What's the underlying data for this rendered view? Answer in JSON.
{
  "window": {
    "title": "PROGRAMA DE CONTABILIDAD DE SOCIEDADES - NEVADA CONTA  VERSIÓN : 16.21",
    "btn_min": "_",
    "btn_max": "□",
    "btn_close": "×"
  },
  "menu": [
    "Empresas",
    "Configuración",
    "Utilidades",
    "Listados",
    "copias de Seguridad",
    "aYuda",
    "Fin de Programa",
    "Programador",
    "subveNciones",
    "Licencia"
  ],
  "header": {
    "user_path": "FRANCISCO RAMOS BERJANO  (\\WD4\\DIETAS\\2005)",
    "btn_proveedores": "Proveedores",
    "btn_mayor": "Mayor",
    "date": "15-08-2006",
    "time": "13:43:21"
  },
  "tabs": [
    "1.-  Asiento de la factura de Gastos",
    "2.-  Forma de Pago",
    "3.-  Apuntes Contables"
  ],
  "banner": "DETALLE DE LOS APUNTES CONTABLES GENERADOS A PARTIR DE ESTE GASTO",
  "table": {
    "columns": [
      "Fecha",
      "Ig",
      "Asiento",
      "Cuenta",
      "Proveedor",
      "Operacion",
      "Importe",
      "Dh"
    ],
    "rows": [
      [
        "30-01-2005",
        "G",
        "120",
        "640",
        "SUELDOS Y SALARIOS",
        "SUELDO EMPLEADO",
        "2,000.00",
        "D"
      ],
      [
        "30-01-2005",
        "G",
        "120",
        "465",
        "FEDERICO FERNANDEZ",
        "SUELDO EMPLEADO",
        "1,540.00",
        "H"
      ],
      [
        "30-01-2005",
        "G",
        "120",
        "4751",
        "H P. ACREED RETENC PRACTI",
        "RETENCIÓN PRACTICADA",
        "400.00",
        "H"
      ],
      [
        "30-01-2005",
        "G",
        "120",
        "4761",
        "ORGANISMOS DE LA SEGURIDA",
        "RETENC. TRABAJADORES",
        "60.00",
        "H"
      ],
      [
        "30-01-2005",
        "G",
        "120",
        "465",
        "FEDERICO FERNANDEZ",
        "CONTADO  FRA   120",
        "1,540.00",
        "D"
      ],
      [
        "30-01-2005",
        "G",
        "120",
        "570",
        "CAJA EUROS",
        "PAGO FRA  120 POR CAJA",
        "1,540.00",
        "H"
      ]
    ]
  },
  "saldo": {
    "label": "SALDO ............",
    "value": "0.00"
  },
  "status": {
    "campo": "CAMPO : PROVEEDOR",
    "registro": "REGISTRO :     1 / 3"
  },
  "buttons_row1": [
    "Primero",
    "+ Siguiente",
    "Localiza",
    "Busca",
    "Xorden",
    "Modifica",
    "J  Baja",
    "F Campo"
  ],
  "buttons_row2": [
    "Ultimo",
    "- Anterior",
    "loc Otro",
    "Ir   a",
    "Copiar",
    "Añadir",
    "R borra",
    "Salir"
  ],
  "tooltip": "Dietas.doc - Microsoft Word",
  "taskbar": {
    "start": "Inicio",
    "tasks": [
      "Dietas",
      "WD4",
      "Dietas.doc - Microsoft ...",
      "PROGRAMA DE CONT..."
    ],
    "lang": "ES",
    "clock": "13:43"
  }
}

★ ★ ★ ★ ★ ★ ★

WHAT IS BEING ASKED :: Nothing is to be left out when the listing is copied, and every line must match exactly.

RESULT ::
What's the underlying data for this rendered view? Answer in JSON.
{
  "window": {
    "title": "PROGRAMA DE CONTABILIDAD DE SOCIEDADES - NEVADA CONTA  VERSIÓN : 16.21",
    "btn_min": "_",
    "btn_max": "□",
    "btn_close": "×"
  },
  "menu": [
    "Empresas",
    "Configuración",
    "Utilidades",
    "Listados",
    "copias de Seguridad",
    "aYuda",
    "Fin de Programa",
    "Programador",
    "subveNciones",
    "Licencia"
  ],
  "header": {
    "user_path": "FRANCISCO RAMOS BERJANO  (\\WD4\\DIETAS\\2005)",
    "btn_proveedores": "Proveedores",
    "btn_mayor": "Mayor",
    "date": "15-08-2006",
    "time": "13:43:21"
  },
  "tabs": [
    "1.-  Asiento de la factura de Gastos",
    "2.-  Forma de Pago",
    "3.-  Apuntes Contables"
  ],
  "banner": "DETALLE DE LOS APUNTES CONTABLES GENERADOS A PARTIR DE ESTE GASTO",
  "table": {
    "columns": [
      "Fecha",
      "Ig",
      "Asiento",
      "Cuenta",
      "Proveedor",
      "Operacion",
      "Importe",
      "Dh"
    ],
    "rows": [
      [
        "30-01-2005",
        "G",
        "120",
        "640",
        "SUELDOS Y SALARIOS",
        "SUELDO EMPLEADO",
        "2,000.00",
        "D"
      ],
      [
        "30-01-2005",
        "G",
        "120",
        "465",
        "FEDERICO FERNANDEZ",
        "SUELDO EMPLEADO",
        "1,540.00",
        "H"
      ],
      [
        "30-01-2005",
        "G",
        "120",
        "4751",
        "H P. ACREED RETENC PRACTI",
        "RETENCIÓN PRACTICADA",
        "400.00",
        "H"
      ],
      [
        "30-01-2005",
        "G",
        "120",
        "4761",
        "ORGANISMOS DE LA SEGURIDA",
        "RETENC. TRABAJADORES",
        "60.00",
        "H"
      ],
      [
        "30-01-2005",
        "G",
        "120",
        "465",
        "FEDERICO FERNANDEZ",
        "CONTADO  FRA   120",
        "1,540.00",
        "D"
      ],
      [
        "30-01-2005",
        "G",
        "120",
        "570",
        "CAJA EUROS",
        "PAGO FRA  120 POR CAJA",
        "1,540.00",
        "H"
      ]
    ]
  },
  "saldo": {
    "label": "SALDO ............",
    "value": "0.00"
  },
  "status": {
    "campo": "CAMPO : PROVEEDOR",
    "registro": "REGISTRO :     1 / 3"
  },
  "buttons_row1": [
    "Primero",
    "+ Siguiente",
    "Localiza",
    "Busca",
    "Xorden",
    "Modifica",
    "J  Baja",
    "F Campo"
  ],
  "buttons_row2": [
    "Ultimo",
    "- Anterior",
    "loc Otro",
    "Ir   a",
    "Copiar",
    "Añadir",
    "R borra",
    "Salir"
  ],
  "tooltip": "Dietas.doc - Microsoft Word",
  "taskbar": {
    "start": "Inicio",
    "tasks": [
      "Dietas",
      "WD4",
      "Dietas.doc - Microsoft ...",
      "PROGRAMA DE CONT..."
    ],
    "lang": "ES",
    "clock": "13:43"
  }
}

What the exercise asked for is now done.